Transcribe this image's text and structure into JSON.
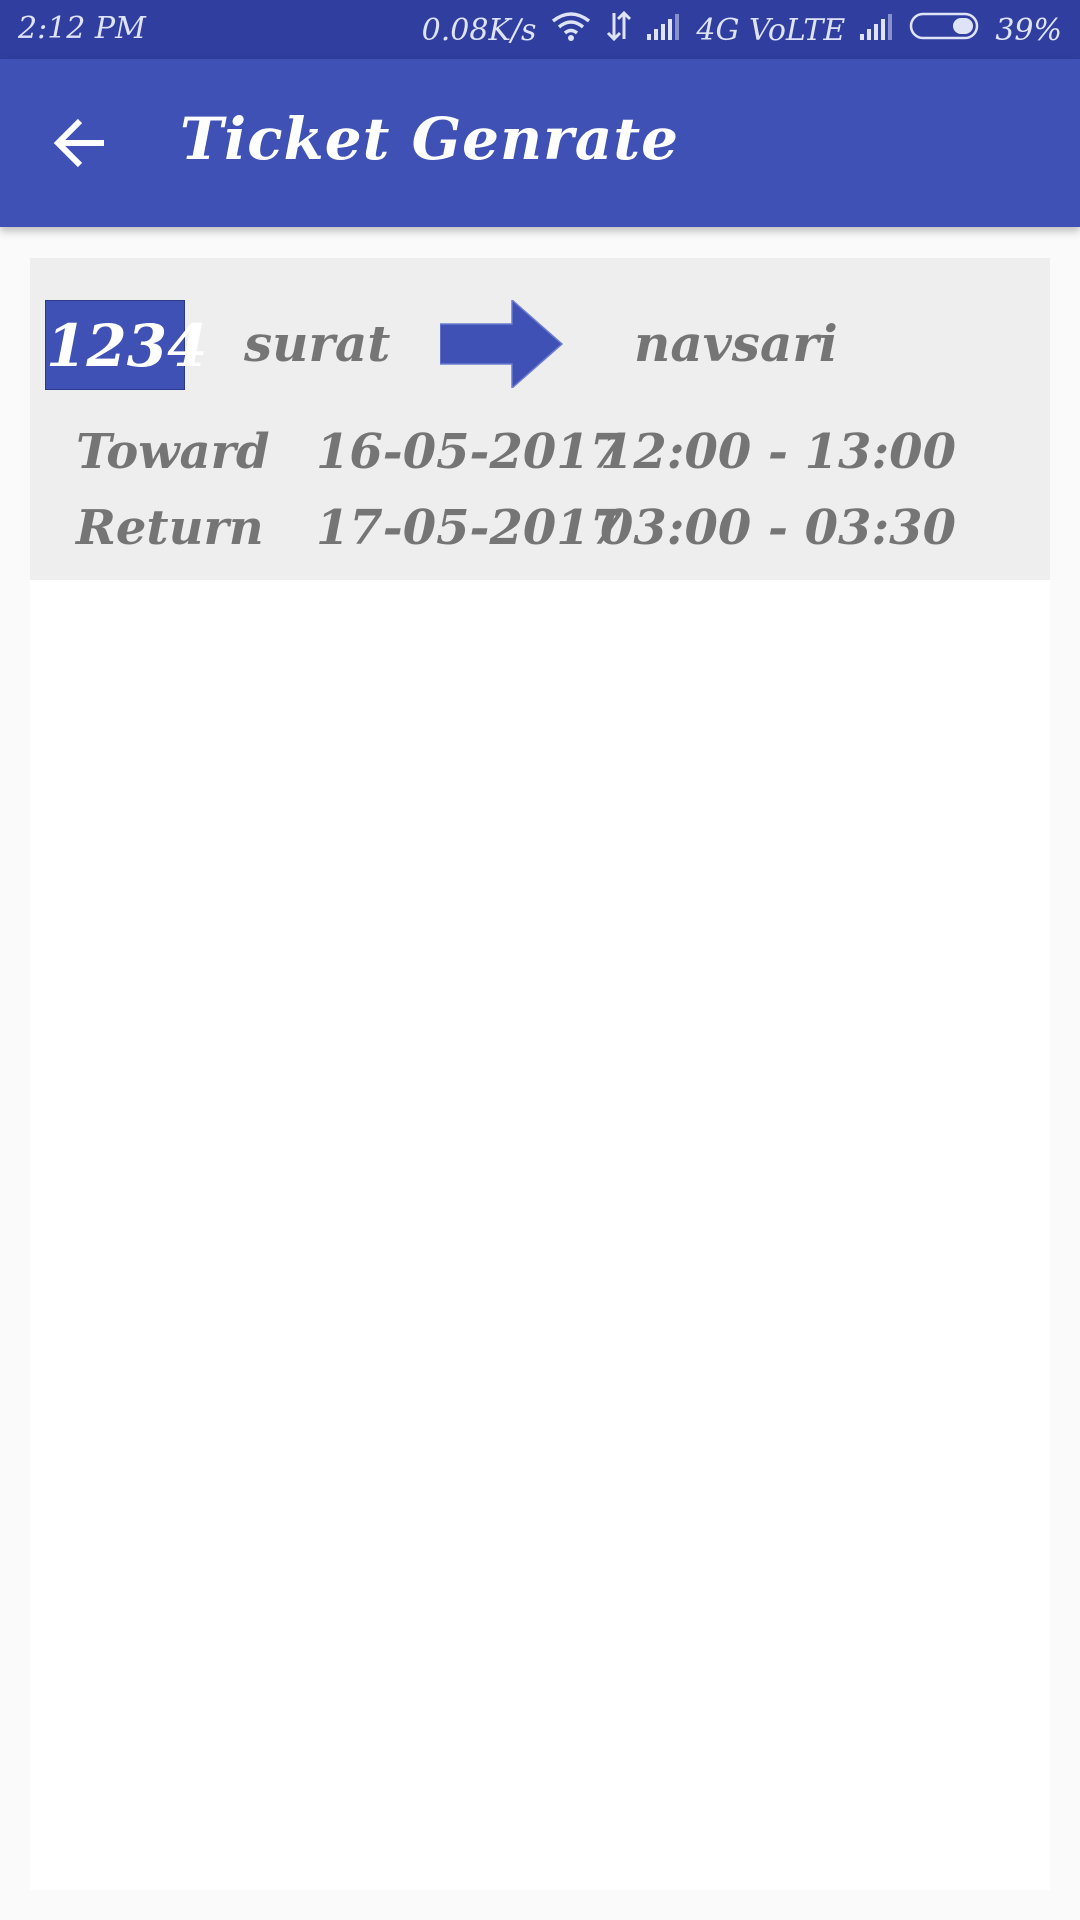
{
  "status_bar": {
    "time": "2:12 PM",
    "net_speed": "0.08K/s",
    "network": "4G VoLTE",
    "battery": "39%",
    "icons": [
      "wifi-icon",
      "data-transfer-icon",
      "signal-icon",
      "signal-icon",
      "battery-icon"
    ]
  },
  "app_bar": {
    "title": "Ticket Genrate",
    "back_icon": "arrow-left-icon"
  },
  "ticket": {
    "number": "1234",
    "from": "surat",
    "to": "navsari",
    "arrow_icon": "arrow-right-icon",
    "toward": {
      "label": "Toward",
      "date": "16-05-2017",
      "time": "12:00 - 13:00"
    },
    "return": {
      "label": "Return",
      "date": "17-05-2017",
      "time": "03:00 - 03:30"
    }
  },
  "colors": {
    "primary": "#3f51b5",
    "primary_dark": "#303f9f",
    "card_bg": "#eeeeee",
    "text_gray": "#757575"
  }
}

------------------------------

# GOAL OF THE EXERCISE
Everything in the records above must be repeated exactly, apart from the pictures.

# ANSWER TO THIS EXERCISE
Transcribe this image's text and structure into JSON.
{
  "status_bar": {
    "time": "2:12 PM",
    "net_speed": "0.08K/s",
    "network": "4G VoLTE",
    "battery": "39%",
    "icons": [
      "wifi-icon",
      "data-transfer-icon",
      "signal-icon",
      "signal-icon",
      "battery-icon"
    ]
  },
  "app_bar": {
    "title": "Ticket Genrate",
    "back_icon": "arrow-left-icon"
  },
  "ticket": {
    "number": "1234",
    "from": "surat",
    "to": "navsari",
    "arrow_icon": "arrow-right-icon",
    "toward": {
      "label": "Toward",
      "date": "16-05-2017",
      "time": "12:00 - 13:00"
    },
    "return": {
      "label": "Return",
      "date": "17-05-2017",
      "time": "03:00 - 03:30"
    }
  },
  "colors": {
    "primary": "#3f51b5",
    "primary_dark": "#303f9f",
    "card_bg": "#eeeeee",
    "text_gray": "#757575"
  }
}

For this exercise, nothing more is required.